Items from an interface collection
⁂

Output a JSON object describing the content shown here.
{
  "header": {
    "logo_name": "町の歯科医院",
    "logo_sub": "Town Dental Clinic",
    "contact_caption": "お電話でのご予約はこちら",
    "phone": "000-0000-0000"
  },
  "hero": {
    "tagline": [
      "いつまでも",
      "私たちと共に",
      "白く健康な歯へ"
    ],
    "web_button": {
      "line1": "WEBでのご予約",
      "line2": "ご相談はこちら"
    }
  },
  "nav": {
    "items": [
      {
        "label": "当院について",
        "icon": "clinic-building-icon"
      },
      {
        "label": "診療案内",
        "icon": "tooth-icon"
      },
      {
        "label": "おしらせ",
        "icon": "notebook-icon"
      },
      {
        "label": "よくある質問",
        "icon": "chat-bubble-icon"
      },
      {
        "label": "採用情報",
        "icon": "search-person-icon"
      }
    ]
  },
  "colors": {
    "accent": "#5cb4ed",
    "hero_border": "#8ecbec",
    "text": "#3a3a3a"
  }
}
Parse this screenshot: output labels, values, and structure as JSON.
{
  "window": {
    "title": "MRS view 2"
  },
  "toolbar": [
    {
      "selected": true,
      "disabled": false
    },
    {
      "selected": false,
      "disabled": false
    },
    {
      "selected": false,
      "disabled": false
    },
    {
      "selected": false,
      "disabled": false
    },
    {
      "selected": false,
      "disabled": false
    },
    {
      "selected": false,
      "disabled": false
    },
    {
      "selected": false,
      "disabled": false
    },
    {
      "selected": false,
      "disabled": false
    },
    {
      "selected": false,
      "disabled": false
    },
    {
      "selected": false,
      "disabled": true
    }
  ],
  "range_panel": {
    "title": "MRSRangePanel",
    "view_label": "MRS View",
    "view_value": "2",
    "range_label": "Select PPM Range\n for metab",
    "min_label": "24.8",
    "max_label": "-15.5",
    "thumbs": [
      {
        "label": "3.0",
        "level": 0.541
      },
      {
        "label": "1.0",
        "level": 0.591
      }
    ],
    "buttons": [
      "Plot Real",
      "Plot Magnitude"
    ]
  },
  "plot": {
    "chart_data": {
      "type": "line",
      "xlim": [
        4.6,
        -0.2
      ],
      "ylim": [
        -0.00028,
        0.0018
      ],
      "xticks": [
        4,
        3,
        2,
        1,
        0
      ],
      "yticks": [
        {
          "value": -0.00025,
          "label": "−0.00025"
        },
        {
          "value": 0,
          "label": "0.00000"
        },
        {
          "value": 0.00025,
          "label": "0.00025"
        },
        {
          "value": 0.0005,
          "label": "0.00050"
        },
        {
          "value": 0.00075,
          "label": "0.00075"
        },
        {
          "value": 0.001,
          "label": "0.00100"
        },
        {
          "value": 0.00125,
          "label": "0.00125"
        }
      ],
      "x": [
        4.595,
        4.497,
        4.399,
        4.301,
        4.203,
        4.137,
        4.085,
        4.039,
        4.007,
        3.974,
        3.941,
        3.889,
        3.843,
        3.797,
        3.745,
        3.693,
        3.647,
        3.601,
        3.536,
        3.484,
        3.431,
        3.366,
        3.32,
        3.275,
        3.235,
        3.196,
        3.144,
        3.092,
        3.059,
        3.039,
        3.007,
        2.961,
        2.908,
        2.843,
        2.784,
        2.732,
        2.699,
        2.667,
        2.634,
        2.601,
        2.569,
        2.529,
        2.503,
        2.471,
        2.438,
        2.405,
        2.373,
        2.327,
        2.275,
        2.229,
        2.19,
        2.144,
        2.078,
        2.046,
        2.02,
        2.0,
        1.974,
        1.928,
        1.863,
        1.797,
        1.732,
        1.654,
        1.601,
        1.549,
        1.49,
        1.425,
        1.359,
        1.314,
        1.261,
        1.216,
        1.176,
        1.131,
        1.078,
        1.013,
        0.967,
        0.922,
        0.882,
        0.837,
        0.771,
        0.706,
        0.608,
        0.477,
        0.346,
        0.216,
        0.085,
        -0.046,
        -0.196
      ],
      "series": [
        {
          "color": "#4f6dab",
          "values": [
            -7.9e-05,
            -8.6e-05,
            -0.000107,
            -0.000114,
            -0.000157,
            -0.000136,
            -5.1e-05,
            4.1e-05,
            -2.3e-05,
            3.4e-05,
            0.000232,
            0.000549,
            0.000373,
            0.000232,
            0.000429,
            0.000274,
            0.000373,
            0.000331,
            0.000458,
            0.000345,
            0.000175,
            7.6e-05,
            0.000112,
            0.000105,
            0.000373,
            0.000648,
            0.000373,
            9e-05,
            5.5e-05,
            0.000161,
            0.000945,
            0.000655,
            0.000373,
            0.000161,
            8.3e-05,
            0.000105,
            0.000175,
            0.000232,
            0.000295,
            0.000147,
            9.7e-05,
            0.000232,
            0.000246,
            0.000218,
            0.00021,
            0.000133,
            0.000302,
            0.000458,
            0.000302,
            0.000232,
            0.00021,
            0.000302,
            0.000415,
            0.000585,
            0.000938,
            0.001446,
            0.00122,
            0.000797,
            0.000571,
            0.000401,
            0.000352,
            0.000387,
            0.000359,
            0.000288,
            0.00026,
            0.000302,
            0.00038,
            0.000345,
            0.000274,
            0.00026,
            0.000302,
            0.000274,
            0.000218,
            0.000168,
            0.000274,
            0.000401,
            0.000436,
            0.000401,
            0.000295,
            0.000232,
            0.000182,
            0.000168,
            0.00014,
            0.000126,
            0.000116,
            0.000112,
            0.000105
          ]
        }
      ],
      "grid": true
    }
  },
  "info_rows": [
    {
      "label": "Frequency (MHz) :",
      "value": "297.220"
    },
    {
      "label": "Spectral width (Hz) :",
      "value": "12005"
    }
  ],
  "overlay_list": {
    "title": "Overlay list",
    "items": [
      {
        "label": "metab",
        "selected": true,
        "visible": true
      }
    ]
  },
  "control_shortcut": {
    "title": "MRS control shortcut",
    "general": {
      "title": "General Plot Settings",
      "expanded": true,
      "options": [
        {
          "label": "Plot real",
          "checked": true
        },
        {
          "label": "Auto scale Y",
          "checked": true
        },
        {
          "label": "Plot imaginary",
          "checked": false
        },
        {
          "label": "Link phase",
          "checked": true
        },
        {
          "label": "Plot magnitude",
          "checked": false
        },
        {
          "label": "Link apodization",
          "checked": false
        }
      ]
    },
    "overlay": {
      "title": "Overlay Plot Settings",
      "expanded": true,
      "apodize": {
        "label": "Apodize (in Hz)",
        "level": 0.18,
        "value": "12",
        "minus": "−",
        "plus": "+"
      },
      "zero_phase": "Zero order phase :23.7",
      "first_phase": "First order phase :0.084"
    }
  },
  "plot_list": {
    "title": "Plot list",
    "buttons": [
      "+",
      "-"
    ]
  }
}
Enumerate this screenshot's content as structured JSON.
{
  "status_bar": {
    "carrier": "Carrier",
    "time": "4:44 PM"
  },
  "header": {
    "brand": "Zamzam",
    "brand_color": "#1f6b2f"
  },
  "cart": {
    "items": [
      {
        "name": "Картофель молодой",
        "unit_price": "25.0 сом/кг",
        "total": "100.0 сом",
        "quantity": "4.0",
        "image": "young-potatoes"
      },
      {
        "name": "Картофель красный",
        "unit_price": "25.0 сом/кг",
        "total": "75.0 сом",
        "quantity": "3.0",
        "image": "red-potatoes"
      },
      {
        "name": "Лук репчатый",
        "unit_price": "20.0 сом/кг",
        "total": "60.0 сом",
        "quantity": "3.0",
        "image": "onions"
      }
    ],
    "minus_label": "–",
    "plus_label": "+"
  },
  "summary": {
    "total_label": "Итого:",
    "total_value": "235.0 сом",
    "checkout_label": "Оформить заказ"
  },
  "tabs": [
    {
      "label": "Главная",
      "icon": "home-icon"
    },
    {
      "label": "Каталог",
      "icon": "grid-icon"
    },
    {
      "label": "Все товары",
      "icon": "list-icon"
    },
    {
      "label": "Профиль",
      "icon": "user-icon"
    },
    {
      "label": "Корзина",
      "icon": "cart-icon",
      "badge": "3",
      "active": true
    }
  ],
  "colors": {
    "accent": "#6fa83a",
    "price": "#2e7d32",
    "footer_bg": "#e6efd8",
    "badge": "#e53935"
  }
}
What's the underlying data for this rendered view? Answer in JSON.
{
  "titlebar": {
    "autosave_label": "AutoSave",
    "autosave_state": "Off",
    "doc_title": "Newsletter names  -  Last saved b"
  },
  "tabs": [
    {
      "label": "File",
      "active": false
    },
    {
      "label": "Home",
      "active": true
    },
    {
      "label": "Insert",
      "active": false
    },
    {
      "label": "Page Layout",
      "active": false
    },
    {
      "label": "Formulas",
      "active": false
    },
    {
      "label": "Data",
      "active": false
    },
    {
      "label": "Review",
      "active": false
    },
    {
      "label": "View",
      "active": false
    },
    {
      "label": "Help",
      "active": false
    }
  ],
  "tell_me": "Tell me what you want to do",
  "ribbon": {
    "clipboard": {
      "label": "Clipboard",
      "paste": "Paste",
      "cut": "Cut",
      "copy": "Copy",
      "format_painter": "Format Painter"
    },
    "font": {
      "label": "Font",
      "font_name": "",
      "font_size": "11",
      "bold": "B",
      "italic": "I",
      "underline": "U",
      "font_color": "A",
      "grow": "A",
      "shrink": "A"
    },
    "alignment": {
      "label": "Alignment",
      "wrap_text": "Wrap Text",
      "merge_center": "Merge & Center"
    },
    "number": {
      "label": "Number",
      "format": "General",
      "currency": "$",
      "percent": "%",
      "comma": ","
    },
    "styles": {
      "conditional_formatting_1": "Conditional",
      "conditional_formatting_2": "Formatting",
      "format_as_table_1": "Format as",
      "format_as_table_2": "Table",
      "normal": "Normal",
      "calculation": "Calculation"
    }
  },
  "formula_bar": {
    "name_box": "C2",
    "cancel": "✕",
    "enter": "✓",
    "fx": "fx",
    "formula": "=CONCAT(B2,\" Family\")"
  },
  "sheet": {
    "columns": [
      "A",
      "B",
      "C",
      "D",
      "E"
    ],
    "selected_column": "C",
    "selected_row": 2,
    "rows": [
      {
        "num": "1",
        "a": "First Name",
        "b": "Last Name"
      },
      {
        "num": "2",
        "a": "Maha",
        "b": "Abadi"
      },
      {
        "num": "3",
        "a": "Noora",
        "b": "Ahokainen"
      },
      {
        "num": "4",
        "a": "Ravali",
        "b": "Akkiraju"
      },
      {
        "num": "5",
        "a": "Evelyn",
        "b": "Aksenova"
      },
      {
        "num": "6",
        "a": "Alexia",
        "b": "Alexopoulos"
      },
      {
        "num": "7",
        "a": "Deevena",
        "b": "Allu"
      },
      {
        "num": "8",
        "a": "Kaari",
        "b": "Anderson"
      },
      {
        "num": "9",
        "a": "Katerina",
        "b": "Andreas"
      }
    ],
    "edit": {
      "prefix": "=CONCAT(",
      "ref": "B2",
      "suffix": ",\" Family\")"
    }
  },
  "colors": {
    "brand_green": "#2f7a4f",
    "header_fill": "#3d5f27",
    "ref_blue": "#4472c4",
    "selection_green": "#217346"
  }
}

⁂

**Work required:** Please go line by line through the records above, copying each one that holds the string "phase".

**Result below:**
          "label": "Link phase",
      "zero_phase": "Zero order phase :23.7",
      "first_phase": "First order phase :0.084"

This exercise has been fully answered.